Inside this issue
Michel is a passionate Dutch landscape photographer, inspired by wild nature. His images have been published internationally and awarded in national and international competitions. He likes to share his passion and inspire others during workshops for small groups.
My images combine an early love of drawing and painting with a long-standing passion for photographing the landscape. An important part of my portfolio continues to be about the interaction between water and light in, but I’m also experimenting with movement on land and even my own progress on foot through the landscape. Website
Michel Lucas, a biologist by training, is inspired by landscapes that are largely free of human influence. Most of his images are made in two areas: his local patch ‘Hatertse Vennen’ (the Netherlands) and the ‘High Moors’ (Belgium). He published his first book ‘Hoge Venen’ (High Moors, wide and intimate landscapes) in 2016.
Can you tell readers a little about yourself – your education, early interests and career?
From early childhood on I have always been interested in nature. So there was never any doubt about the choice of study: biology it would be. I had romantic ideas about a job in wildlife research, but as job perspectives were uncertain I turned towards a job in environmental monitoring.

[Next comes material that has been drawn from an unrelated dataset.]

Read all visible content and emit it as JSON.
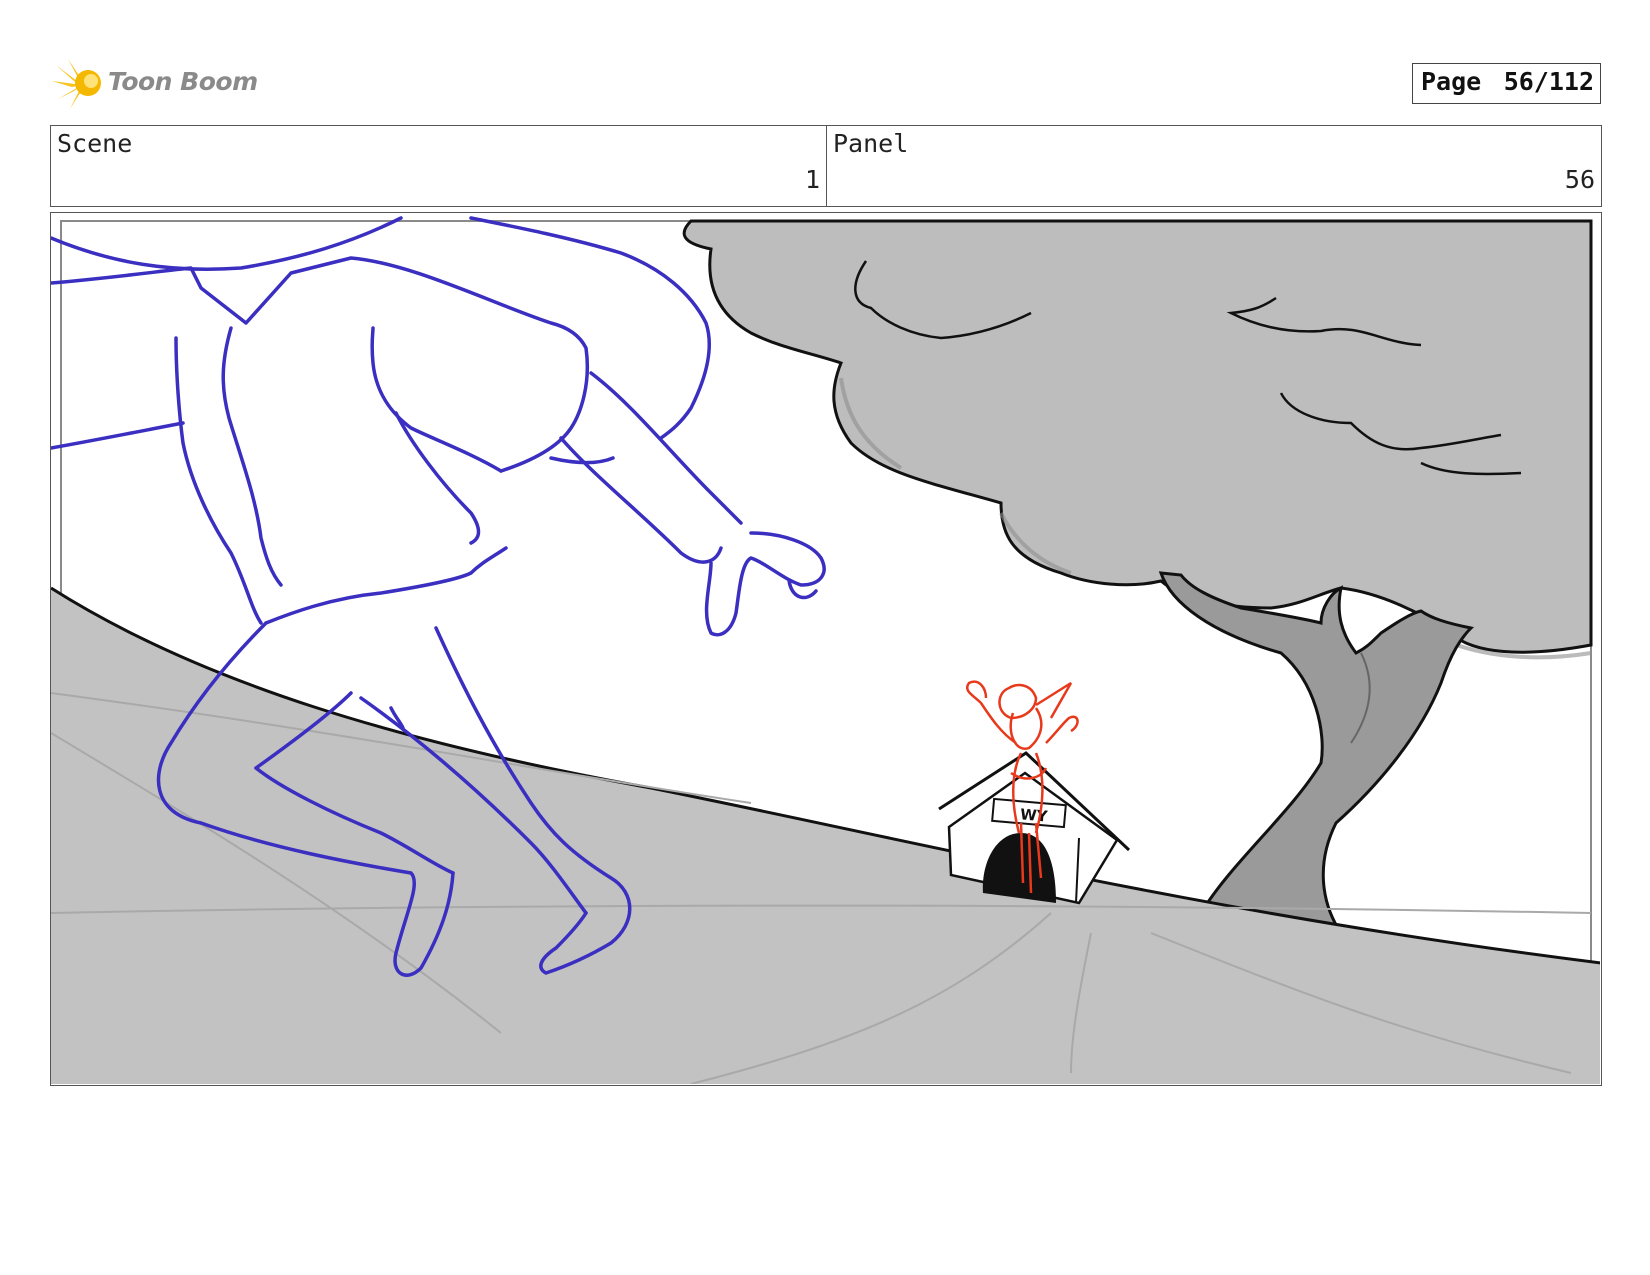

I picked up cameras at several stages of my life, but I was never really serious about it. This changed when I joined my local nature photography club in 2004 after a trip to the Galapagos Islands and the rainforests of Ecuador. At this club I became aware there was much more to photography than filling the frame with rare birds or animals. Here I also met and became friends with Theo Bosboom, whom I think of as one of the great nature photographers of our time. So this club and friendship got me on the track of being a passionate nature photographer.
At this moment, I have a regular job to pay the bills and photography is for leisure and fun. As I am always ambitious to develop myself, I try to further my photography by publishing (a book and articles), participating in competitions, and giving lectures and workshops. I am undecided about turning pro. Of course, I find the idea appealing at times but I value my freedom and I am not looking for increased stress in having to make money from photography. Right now, my strategy is one of gradual development, building up, learning, gaining confidence, etc. Who knows where this may lead in a few years?